The data »

*-*-*

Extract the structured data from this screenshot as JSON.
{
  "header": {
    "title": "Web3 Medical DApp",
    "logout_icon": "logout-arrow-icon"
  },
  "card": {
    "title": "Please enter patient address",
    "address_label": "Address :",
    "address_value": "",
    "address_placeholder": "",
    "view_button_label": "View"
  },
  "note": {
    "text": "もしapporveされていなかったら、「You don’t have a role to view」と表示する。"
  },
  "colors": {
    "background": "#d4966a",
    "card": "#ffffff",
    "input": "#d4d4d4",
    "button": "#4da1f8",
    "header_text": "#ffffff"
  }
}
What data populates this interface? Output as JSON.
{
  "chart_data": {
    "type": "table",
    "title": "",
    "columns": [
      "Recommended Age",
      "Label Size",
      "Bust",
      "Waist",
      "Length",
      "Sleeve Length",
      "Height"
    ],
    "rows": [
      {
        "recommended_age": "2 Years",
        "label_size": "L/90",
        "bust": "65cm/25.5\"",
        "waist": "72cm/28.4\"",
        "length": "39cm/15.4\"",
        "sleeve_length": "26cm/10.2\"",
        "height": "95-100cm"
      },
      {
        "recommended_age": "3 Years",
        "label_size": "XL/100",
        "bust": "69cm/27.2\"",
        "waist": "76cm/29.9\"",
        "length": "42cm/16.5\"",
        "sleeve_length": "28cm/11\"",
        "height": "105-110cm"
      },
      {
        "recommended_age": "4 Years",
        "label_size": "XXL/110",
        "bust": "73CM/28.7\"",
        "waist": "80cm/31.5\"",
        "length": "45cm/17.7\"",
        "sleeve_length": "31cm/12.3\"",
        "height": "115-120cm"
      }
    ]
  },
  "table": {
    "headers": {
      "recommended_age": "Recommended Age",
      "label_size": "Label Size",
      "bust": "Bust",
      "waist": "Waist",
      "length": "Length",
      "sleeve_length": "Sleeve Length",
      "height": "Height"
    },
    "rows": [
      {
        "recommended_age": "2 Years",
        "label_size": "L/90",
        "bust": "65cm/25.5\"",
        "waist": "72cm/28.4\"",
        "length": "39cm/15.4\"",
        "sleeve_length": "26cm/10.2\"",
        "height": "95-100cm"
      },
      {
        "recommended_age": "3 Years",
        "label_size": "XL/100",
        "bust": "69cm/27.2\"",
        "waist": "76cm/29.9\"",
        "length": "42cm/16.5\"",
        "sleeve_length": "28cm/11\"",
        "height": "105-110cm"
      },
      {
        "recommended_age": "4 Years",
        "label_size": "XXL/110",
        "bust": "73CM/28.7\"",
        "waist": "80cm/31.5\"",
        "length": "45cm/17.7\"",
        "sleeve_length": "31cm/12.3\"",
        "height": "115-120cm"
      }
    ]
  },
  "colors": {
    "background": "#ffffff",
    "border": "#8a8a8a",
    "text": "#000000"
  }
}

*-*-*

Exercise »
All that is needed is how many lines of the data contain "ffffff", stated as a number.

Your response »
3